- _The task_: From the records below, copy the lines that include "JSON".

** The records follows **

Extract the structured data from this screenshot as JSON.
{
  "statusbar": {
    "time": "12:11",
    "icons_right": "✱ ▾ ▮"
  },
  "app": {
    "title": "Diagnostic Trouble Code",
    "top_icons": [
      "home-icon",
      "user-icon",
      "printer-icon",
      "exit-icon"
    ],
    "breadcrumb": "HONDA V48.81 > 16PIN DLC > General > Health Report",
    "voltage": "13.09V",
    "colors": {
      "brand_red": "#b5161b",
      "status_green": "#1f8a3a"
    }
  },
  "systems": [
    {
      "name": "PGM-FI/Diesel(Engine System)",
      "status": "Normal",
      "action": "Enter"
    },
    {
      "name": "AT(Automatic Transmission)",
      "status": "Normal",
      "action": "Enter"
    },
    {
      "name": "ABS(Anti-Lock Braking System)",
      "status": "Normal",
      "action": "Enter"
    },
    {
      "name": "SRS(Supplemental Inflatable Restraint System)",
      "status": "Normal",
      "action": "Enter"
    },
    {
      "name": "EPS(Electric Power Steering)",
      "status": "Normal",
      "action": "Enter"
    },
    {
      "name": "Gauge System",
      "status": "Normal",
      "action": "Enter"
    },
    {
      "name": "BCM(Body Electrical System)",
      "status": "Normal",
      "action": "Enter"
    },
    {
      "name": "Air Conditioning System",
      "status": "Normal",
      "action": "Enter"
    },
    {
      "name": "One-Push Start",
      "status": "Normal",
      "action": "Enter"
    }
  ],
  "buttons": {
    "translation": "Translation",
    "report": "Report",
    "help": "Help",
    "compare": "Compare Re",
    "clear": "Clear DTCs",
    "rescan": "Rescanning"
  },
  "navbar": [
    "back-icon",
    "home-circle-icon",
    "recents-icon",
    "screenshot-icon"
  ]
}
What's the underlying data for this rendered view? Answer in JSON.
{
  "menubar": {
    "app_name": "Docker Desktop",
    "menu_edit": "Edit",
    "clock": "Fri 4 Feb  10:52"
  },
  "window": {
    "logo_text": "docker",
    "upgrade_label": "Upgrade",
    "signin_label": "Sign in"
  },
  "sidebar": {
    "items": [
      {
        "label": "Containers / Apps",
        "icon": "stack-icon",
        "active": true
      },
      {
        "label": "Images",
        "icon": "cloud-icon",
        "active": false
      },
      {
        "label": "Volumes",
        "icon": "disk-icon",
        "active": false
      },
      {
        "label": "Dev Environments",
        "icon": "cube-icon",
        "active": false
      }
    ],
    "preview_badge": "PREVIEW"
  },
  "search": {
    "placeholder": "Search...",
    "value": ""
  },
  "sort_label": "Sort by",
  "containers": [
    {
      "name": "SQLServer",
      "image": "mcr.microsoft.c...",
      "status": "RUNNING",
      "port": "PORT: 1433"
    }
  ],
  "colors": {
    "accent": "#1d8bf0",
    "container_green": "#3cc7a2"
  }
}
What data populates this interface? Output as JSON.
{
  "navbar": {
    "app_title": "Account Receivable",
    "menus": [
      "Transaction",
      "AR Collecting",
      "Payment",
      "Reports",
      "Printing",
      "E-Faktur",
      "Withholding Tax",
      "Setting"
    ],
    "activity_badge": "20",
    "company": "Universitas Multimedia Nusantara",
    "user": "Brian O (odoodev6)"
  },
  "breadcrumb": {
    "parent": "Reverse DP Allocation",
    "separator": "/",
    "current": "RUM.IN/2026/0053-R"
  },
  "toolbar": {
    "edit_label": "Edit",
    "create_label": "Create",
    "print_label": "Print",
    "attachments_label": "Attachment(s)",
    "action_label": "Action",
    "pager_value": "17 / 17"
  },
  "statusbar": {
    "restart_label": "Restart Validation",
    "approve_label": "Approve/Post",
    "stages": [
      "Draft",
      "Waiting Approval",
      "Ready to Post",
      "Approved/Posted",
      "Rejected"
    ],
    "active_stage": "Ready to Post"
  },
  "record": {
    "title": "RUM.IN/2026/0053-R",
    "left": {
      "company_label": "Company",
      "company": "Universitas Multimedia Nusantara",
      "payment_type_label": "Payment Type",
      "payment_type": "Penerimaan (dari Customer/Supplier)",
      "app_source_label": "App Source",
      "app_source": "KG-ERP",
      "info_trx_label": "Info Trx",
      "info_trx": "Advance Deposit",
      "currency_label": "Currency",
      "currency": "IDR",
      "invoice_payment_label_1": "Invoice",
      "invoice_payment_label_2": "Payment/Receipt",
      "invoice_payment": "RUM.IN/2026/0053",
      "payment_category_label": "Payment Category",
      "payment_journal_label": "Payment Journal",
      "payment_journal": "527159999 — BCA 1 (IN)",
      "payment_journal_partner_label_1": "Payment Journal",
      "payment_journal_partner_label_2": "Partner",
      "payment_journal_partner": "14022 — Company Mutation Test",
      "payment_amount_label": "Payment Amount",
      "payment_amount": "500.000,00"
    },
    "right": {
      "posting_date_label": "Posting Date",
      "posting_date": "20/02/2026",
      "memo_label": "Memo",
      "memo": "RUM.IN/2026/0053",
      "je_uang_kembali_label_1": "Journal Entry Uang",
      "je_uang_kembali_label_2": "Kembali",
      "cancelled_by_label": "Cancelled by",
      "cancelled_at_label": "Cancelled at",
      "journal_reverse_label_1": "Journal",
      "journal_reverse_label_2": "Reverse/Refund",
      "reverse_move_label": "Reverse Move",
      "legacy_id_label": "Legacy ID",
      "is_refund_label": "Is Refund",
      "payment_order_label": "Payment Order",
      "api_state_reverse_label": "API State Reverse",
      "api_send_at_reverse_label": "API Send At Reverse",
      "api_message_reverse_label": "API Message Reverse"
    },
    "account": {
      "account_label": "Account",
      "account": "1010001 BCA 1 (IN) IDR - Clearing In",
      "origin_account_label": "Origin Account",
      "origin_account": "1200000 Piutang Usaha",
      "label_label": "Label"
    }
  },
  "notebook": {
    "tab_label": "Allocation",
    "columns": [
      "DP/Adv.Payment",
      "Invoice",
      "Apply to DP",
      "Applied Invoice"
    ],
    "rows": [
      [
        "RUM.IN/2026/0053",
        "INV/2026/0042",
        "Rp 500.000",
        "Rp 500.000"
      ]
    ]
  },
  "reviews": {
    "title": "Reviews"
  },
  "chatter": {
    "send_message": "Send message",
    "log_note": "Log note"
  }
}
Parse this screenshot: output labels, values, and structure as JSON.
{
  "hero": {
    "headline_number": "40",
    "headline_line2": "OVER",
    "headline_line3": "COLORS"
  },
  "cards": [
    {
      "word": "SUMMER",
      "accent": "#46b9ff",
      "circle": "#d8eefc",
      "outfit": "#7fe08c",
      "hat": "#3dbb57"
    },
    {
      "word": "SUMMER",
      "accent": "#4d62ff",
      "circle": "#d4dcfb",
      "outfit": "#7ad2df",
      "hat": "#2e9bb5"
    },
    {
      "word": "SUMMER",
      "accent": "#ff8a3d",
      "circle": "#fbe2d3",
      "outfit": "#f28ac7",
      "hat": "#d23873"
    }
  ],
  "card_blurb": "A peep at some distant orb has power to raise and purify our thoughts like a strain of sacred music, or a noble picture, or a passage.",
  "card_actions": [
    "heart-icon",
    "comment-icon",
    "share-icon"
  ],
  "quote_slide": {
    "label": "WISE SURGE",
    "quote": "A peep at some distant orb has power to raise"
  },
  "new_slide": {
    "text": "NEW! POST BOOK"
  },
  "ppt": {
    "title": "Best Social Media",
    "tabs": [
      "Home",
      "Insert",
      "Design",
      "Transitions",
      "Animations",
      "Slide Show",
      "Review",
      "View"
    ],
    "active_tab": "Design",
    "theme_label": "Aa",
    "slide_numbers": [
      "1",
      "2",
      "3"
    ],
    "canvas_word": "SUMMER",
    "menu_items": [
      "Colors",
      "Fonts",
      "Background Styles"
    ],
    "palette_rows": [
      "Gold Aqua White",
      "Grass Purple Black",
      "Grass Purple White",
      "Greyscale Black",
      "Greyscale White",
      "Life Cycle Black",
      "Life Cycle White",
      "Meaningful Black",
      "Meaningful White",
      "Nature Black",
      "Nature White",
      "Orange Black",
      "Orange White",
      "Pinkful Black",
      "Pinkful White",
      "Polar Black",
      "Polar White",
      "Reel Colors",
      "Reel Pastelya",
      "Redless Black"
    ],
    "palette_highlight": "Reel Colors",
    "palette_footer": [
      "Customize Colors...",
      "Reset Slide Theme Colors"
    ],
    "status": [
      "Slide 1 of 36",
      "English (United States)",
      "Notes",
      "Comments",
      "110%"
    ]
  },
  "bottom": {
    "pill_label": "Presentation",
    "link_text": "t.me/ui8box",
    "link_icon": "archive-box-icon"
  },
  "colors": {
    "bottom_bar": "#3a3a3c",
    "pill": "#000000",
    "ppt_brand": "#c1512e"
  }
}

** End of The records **

- _Task response_:
Extract the structured data from this screenshot as JSON.
What's the underlying data for this rendered view? Answer in JSON.
What data populates this interface? Output as JSON.
Parse this screenshot: output labels, values, and structure as JSON.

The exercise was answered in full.